INSTRUCTIONS TO FOLLOW »
Only an exact repetition of every entry counts as the answer.

### MATERIAL SUPPLIED ###

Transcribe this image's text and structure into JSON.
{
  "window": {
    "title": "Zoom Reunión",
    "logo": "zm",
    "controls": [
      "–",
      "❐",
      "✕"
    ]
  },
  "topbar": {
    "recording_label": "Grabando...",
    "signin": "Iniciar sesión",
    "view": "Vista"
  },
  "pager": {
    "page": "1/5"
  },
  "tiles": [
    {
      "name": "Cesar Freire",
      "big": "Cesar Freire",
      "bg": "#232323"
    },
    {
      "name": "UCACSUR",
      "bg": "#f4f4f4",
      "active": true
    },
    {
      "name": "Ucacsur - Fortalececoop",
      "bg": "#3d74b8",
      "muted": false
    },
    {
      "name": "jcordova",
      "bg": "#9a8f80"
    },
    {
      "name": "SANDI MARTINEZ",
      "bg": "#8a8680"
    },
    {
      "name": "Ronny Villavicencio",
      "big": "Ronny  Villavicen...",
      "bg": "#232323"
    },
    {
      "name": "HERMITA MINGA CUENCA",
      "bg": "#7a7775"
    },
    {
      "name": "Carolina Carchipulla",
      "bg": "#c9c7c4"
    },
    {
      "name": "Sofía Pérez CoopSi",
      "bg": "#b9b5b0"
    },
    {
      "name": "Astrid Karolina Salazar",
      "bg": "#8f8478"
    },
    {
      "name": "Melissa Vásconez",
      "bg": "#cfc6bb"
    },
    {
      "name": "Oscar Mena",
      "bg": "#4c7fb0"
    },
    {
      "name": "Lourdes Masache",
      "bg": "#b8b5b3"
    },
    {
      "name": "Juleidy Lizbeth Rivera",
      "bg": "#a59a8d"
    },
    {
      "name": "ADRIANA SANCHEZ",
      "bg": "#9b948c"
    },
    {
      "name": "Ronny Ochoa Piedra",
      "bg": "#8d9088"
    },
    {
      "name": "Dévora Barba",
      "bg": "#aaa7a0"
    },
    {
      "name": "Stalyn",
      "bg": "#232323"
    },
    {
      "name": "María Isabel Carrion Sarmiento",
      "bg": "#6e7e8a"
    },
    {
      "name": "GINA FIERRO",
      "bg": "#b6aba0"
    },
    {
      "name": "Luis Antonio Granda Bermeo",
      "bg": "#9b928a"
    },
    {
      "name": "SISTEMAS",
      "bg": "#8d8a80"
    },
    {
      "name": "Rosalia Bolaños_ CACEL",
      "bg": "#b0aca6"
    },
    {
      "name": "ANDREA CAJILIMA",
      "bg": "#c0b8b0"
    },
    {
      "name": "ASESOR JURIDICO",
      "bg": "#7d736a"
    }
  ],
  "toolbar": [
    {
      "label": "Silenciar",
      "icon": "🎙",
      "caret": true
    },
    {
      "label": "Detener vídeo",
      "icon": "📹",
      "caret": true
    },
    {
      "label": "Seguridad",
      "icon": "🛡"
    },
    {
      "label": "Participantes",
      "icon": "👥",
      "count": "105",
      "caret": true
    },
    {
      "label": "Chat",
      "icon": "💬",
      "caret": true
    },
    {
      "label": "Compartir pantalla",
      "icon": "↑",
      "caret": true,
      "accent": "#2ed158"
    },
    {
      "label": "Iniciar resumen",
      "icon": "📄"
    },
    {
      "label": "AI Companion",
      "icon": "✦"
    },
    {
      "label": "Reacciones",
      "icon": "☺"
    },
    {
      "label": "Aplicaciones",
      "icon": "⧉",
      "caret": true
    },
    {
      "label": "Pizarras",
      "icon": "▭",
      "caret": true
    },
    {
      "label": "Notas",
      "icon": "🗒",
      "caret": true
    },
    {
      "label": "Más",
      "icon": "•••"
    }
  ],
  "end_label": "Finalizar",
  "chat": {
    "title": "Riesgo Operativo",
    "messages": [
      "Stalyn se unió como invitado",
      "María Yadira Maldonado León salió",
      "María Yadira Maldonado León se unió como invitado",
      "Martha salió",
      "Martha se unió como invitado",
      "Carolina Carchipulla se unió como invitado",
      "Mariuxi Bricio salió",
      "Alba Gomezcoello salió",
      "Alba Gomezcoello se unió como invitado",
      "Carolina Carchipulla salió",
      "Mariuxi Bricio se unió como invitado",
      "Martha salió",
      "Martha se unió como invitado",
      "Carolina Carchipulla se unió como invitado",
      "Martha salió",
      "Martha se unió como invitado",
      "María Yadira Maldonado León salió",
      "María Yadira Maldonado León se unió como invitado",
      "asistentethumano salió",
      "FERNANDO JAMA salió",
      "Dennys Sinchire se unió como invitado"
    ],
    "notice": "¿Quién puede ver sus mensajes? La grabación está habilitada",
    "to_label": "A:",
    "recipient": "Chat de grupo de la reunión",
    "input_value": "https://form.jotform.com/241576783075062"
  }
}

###

ANSWER TO THIS TASK »
Transcribe this image's text and structure into JSON.
{
  "window": {
    "title": "Zoom Reunión",
    "logo": "zm",
    "controls": [
      "–",
      "❐",
      "✕"
    ]
  },
  "topbar": {
    "recording_label": "Grabando...",
    "signin": "Iniciar sesión",
    "view": "Vista"
  },
  "pager": {
    "page": "1/5"
  },
  "tiles": [
    {
      "name": "Cesar Freire",
      "big": "Cesar Freire",
      "bg": "#232323"
    },
    {
      "name": "UCACSUR",
      "bg": "#f4f4f4",
      "active": true
    },
    {
      "name": "Ucacsur - Fortalececoop",
      "bg": "#3d74b8",
      "muted": false
    },
    {
      "name": "jcordova",
      "bg": "#9a8f80"
    },
    {
      "name": "SANDI MARTINEZ",
      "bg": "#8a8680"
    },
    {
      "name": "Ronny Villavicencio",
      "big": "Ronny  Villavicen...",
      "bg": "#232323"
    },
    {
      "name": "HERMITA MINGA CUENCA",
      "bg": "#7a7775"
    },
    {
      "name": "Carolina Carchipulla",
      "bg": "#c9c7c4"
    },
    {
      "name": "Sofía Pérez CoopSi",
      "bg": "#b9b5b0"
    },
    {
      "name": "Astrid Karolina Salazar",
      "bg": "#8f8478"
    },
    {
      "name": "Melissa Vásconez",
      "bg": "#cfc6bb"
    },
    {
      "name": "Oscar Mena",
      "bg": "#4c7fb0"
    },
    {
      "name": "Lourdes Masache",
      "bg": "#b8b5b3"
    },
    {
      "name": "Juleidy Lizbeth Rivera",
      "bg": "#a59a8d"
    },
    {
      "name": "ADRIANA SANCHEZ",
      "bg": "#9b948c"
    },
    {
      "name": "Ronny Ochoa Piedra",
      "bg": "#8d9088"
    },
    {
      "name": "Dévora Barba",
      "bg": "#aaa7a0"
    },
    {
      "name": "Stalyn",
      "bg": "#232323"
    },
    {
      "name": "María Isabel Carrion Sarmiento",
      "bg": "#6e7e8a"
    },
    {
      "name": "GINA FIERRO",
      "bg": "#b6aba0"
    },
    {
      "name": "Luis Antonio Granda Bermeo",
      "bg": "#9b928a"
    },
    {
      "name": "SISTEMAS",
      "bg": "#8d8a80"
    },
    {
      "name": "Rosalia Bolaños_ CACEL",
      "bg": "#b0aca6"
    },
    {
      "name": "ANDREA CAJILIMA",
      "bg": "#c0b8b0"
    },
    {
      "name": "ASESOR JURIDICO",
      "bg": "#7d736a"
    }
  ],
  "toolbar": [
    {
      "label": "Silenciar",
      "icon": "🎙",
      "caret": true
    },
    {
      "label": "Detener vídeo",
      "icon": "📹",
      "caret": true
    },
    {
      "label": "Seguridad",
      "icon": "🛡"
    },
    {
      "label": "Participantes",
      "icon": "👥",
      "count": "105",
      "caret": true
    },
    {
      "label": "Chat",
      "icon": "💬",
      "caret": true
    },
    {
      "label": "Compartir pantalla",
      "icon": "↑",
      "caret": true,
      "accent": "#2ed158"
    },
    {
      "label": "Iniciar resumen",
      "icon": "📄"
    },
    {
      "label": "AI Companion",
      "icon": "✦"
    },
    {
      "label": "Reacciones",
      "icon": "☺"
    },
    {
      "label": "Aplicaciones",
      "icon": "⧉",
      "caret": true
    },
    {
      "label": "Pizarras",
      "icon": "▭",
      "caret": true
    },
    {
      "label": "Notas",
      "icon": "🗒",
      "caret": true
    },
    {
      "label": "Más",
      "icon": "•••"
    }
  ],
  "end_label": "Finalizar",
  "chat": {
    "title": "Riesgo Operativo",
    "messages": [
      "Stalyn se unió como invitado",
      "María Yadira Maldonado León salió",
      "María Yadira Maldonado León se unió como invitado",
      "Martha salió",
      "Martha se unió como invitado",
      "Carolina Carchipulla se unió como invitado",
      "Mariuxi Bricio salió",
      "Alba Gomezcoello salió",
      "Alba Gomezcoello se unió como invitado",
      "Carolina Carchipulla salió",
      "Mariuxi Bricio se unió como invitado",
      "Martha salió",
      "Martha se unió como invitado",
      "Carolina Carchipulla se unió como invitado",
      "Martha salió",
      "Martha se unió como invitado",
      "María Yadira Maldonado León salió",
      "María Yadira Maldonado León se unió como invitado",
      "asistentethumano salió",
      "FERNANDO JAMA salió",
      "Dennys Sinchire se unió como invitado"
    ],
    "notice": "¿Quién puede ver sus mensajes? La grabación está habilitada",
    "to_label": "A:",
    "recipient": "Chat de grupo de la reunión",
    "input_value": "https://form.jotform.com/241576783075062"
  }
}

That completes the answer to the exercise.